Like Prometheus, bringing fire down from the mountain, first there was nothing.
Then, there was Kickstarter.
Well, not quite. But if you’re a tabletop hobbyist like me, then you can scarcely ignore or avoid the siren song of Kickstarter and it’s many, many opportunities to addictively spend outrageous amounts of money. (I’ve only just re-downloaded the app after swearing a month ago I was done. Again. For the third or fourth time.)
For the uninitiated, Kickstarter is a crowdfunding site for projects of all kinds, from food (folks have tried to kickstart artisan sauerkraut) to books (I once backed a lovely collection of art by renowned fantasy artist Brom). If a project meets its funding goal within a specified period of time (usually a couple weeks to a month) then the project “funds” and, if all goes well, the backers who put money into the thing will reap the fruits of the project once it’s finished.
Among the categories of projects is Games. As I sit, writing this article in the Snoopy jammies I got for Christmas, there are 363 total game-related projects on Kickstarter, and among them are Tabletop Games.
There’s a variety of opinion about Kickstarter, both in general and related to gaming and wargaming in particular. Yes, Kickstarter is certainly a forum for folks with the ability to sculpt some Green Stuff and a dream of glory to make their goal of producing a mini army for sale come true.
But for everyone who sees Kickstarter as a great marketplace of ideas (I tend to be one of these), there are the cynics (also me) who acknowledge some of the uglier truths about gaming kickstarters: Often they tend to be dominated by larger companies; speculators will back projects and then sell what they get on eBay; the comment sections of projects can sometimes get ugly.
There are some, also, who think that there are way too many gaming projects featuring miniatures on Kickstarter – that featuring minis, even if a particular kind of game doesn’t necessarily need them, is simply a sly means of getting folks to back a project and pump extra money into it.
I’ve backed nearly 50 projects in my time, ranging from the large (Cool Mini or Not’s recent samurai-themed Rising Sun game, which drew in over $4 million) to the, well, not-so-large (“Old Salt” fantasy Cthulhu pirate minis by Macrocosm, which earned just shy of $3,200). I’ve had projects which took two years to arrive at my house, while some others took a matter of weeks.
At its heart, though, after you take away the politics and the gamesmanship that comes with Kickstarter criticism, tabletop Kickstarter projects are all about the players. Flat out, if a project didn’t appeal to the players, it wouldn’t fund, no matter the hype a company puts into their pre-project launch marketing.

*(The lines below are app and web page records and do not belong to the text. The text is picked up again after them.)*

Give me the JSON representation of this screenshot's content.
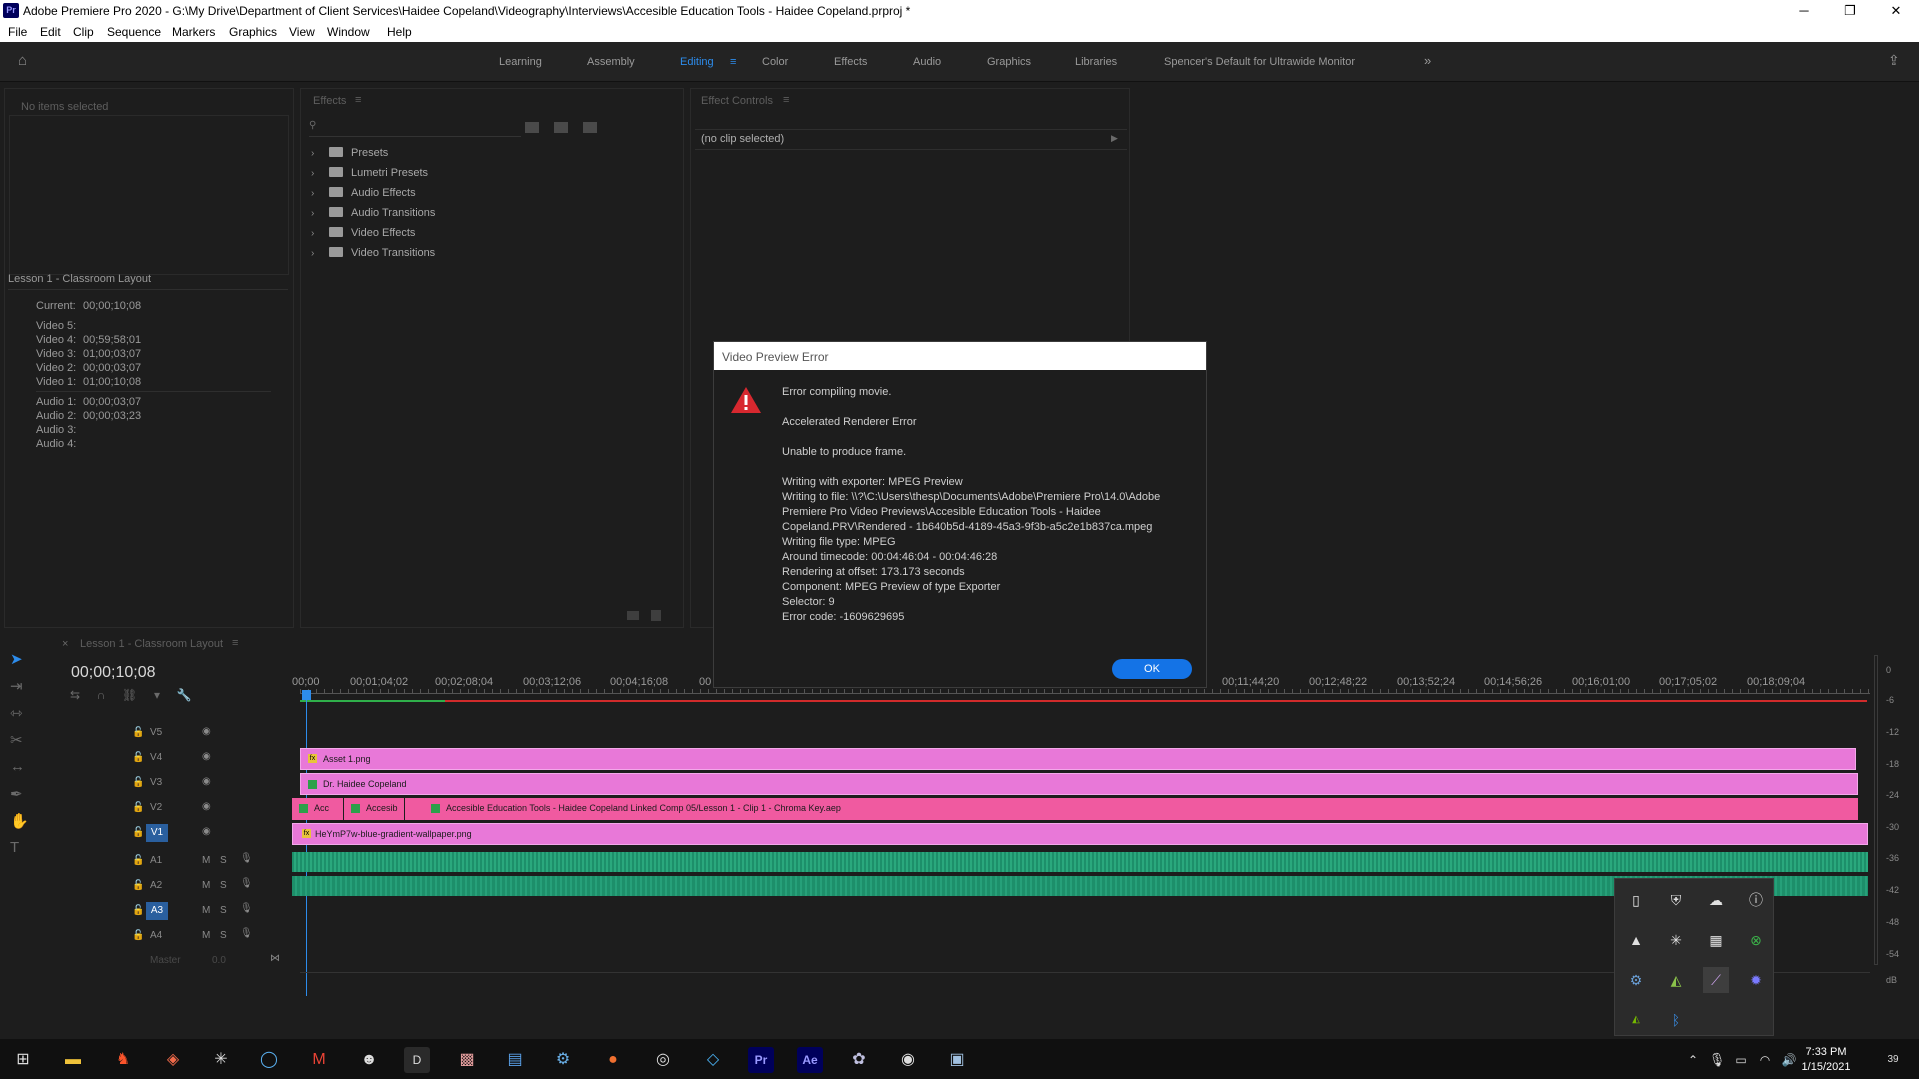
{
  "title_bar": {
    "app_icon": "Pr",
    "title": "Adobe Premiere Pro 2020 - G:\\My Drive\\Department of Client Services\\Haidee Copeland\\Videography\\Interviews\\Accesible Education Tools - Haidee Copeland.prproj *",
    "minimize": "─",
    "maximize": "❐",
    "close": "✕"
  },
  "menu": [
    "File",
    "Edit",
    "Clip",
    "Sequence",
    "Markers",
    "Graphics",
    "View",
    "Window",
    "Help"
  ],
  "workspaces": [
    "Learning",
    "Assembly",
    "Editing",
    "Color",
    "Effects",
    "Audio",
    "Graphics",
    "Libraries",
    "Spencer's Default for Ultrawide Monitor"
  ],
  "active_workspace": "Editing",
  "workspace_overflow": "»",
  "info_panel": {
    "no_items": "No items selected",
    "sequence_name": "Lesson 1 - Classroom Layout",
    "current_label": "Current:",
    "current_value": "00;00;10;08",
    "video": [
      {
        "label": "Video 5:",
        "value": ""
      },
      {
        "label": "Video 4:",
        "value": "00;59;58;01"
      },
      {
        "label": "Video 3:",
        "value": "01;00;03;07"
      },
      {
        "label": "Video 2:",
        "value": "00;00;03;07"
      },
      {
        "label": "Video 1:",
        "value": "01;00;10;08"
      }
    ],
    "audio": [
      {
        "label": "Audio 1:",
        "value": "00;00;03;07"
      },
      {
        "label": "Audio 2:",
        "value": "00;00;03;23"
      },
      {
        "label": "Audio 3:",
        "value": ""
      },
      {
        "label": "Audio 4:",
        "value": ""
      }
    ]
  },
  "effects_panel": {
    "title": "Effects",
    "items": [
      "Presets",
      "Lumetri Presets",
      "Audio Effects",
      "Audio Transitions",
      "Video Effects",
      "Video Transitions"
    ]
  },
  "effect_controls": {
    "title": "Effect Controls",
    "no_clip": "(no clip selected)"
  },
  "dialog": {
    "title": "Video Preview Error",
    "lines": [
      "Error compiling movie.",
      "Accelerated Renderer Error",
      "Unable to produce frame.",
      "Writing with exporter: MPEG Preview",
      "Writing to file: \\\\?\\C:\\Users\\thesp\\Documents\\Adobe\\Premiere Pro\\14.0\\Adobe",
      "Premiere Pro Video Previews\\Accesible Education Tools - Haidee",
      "Copeland.PRV\\Rendered - 1b640b5d-4189-45a3-9f3b-a5c2e1b837ca.mpeg",
      "Writing file type: MPEG",
      "Around timecode: 00:04:46:04 - 00:04:46:28",
      "Rendering at offset: 173.173 seconds",
      "Component: MPEG Preview of type Exporter",
      "Selector: 9",
      "Error code: -1609629695"
    ],
    "ok": "OK"
  },
  "timeline": {
    "tab": "Lesson 1 - Classroom Layout",
    "timecode": "00;00;10;08",
    "ruler": [
      "00;00",
      "00;01;04;02",
      "00;02;08;04",
      "00;03;12;06",
      "00;04;16;08",
      "00",
      "00;11;44;20",
      "00;12;48;22",
      "00;13;52;24",
      "00;14;56;26",
      "00;16;01;00",
      "00;17;05;02",
      "00;18;09;04"
    ],
    "video_tracks": [
      "V5",
      "V4",
      "V3",
      "V2",
      "V1"
    ],
    "audio_tracks": [
      "A1",
      "A2",
      "A3",
      "A4"
    ],
    "master": "Master",
    "master_value": "0.0",
    "clips": {
      "v4": "Asset 1.png",
      "v3": "Dr. Haidee Copeland",
      "v2a": "Acc",
      "v2b": "Accesib",
      "v2c": "Accesible Education Tools - Haidee Copeland Linked Comp 05/Lesson 1 - Clip 1 - Chroma Key.aep",
      "v1": "HeYmP7w-blue-gradient-wallpaper.png"
    },
    "meter_labels": [
      "0",
      "-6",
      "-12",
      "-18",
      "-24",
      "-30",
      "-36",
      "-42",
      "-48",
      "-54",
      "dB"
    ]
  },
  "tray_icons": [
    "usb-icon",
    "shield-icon",
    "cloud-icon",
    "info-icon",
    "drive-icon",
    "slack-icon",
    "app-icon",
    "xbox-icon",
    "steam-icon",
    "nvidia-icon",
    "feather-icon",
    "gear-icon",
    "nvidia-small-icon",
    "bluetooth-icon"
  ],
  "taskbar": {
    "time": "7:33 PM",
    "date": "1/15/2021",
    "notifications": "39"
  }
}
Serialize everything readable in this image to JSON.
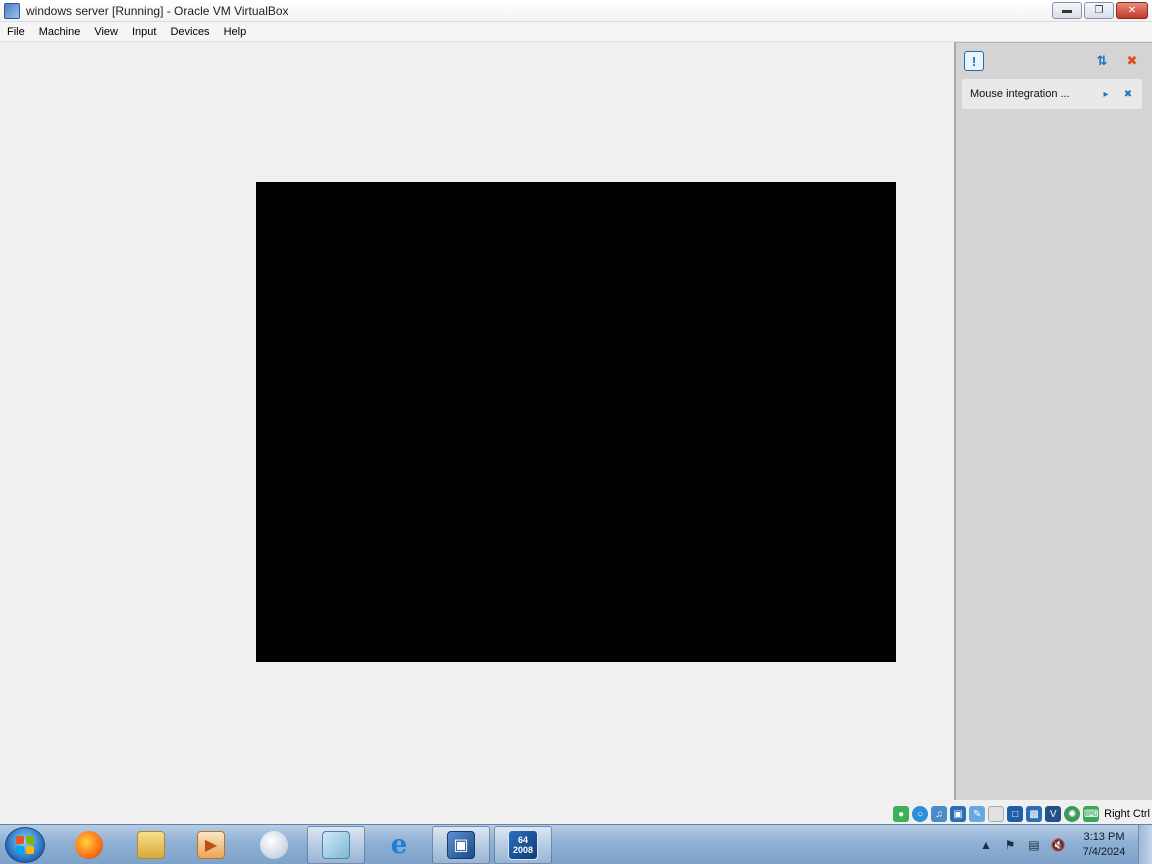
{
  "window": {
    "title": "windows server [Running] - Oracle VM VirtualBox",
    "icon": "virtualbox-app-icon",
    "controls": {
      "minimize": "minimize-icon",
      "restore": "restore-icon",
      "close": "close-icon"
    }
  },
  "menu": {
    "items": [
      {
        "label": "File"
      },
      {
        "label": "Machine"
      },
      {
        "label": "View"
      },
      {
        "label": "Input"
      },
      {
        "label": "Devices"
      },
      {
        "label": "Help"
      }
    ]
  },
  "vm_screen": {
    "state": "black",
    "background": "#000000"
  },
  "notification_center": {
    "toolbar_icons": [
      "message-icon",
      "sort-icon",
      "close-all-icon"
    ],
    "items": [
      {
        "text": "Mouse integration ...",
        "actions": [
          "toggle-icon",
          "close-icon"
        ]
      }
    ]
  },
  "statusbar": {
    "icons": [
      "hard-disk-icon",
      "optical-drive-icon",
      "audio-icon",
      "network-icon",
      "usb-icon",
      "shared-folders-icon",
      "display-icon",
      "recording-icon",
      "cpu-icon",
      "mouse-integration-icon",
      "keyboard-icon"
    ],
    "host_key": "Right Ctrl"
  },
  "taskbar": {
    "pinned": [
      {
        "name": "start-orb"
      },
      {
        "name": "firefox-icon"
      },
      {
        "name": "file-explorer-icon"
      },
      {
        "name": "media-player-icon"
      },
      {
        "name": "round-app-icon"
      },
      {
        "name": "notepad-icon"
      },
      {
        "name": "internet-explorer-icon"
      },
      {
        "name": "virtualbox-icon"
      },
      {
        "name": "windows-server-2008-icon",
        "badge_top": "64",
        "badge_bottom": "2008"
      }
    ],
    "clock": {
      "time": "3:13 PM",
      "date": "7/4/2024"
    }
  },
  "colors": {
    "accent": "#1b6fb5",
    "vm_screen": "#000000",
    "panel": "#d4d4d4",
    "taskbar": "#8fb0d4"
  }
}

Kickstarter is partly to blame for my getting back into the hobby. After I started painting again, I backed a small wargame by CMON called Wrath of Kings. I was taken by the design of the minis, and decided they’d be a great project for me to tackle. Then, I was drawn in by Mantic’s excellent DreadBall Xtreme game project.
Ironically, while I’m still in the process of assembling and priming my Wrath of Kings army these several years later, I’ve painted a couple of the DreadBall teams and enjoy games against my brother in law (I tend to lose, but I love the game anyway).
In fact, Kickstarter is responsible for my favorite board game, the Weird War II dungeon crawler, Fireteam Zero, which seems to have taken European gamers by storm (no pun intended).
If you’re a wargamer or a minis hobbyist and you’ve yet to give Kickstarter a try, I recommend you check it out, at least to see what’s out there. It’s a vast galaxy of things, from the unique, to the not-so-unique.
But there may, nonetheless, be something there you’d like to kick into high gear.
About the Author;
Peter Kuebeck is a writer, gamer and award-winning mini-painter living in the Midwest. He wages a constant battle against the ever-growing tide of unpainted minis in his basement, and occasionally GMs role-playing game sessions with friends. Catch his hobby shenanigans on Twitter at @popculturecube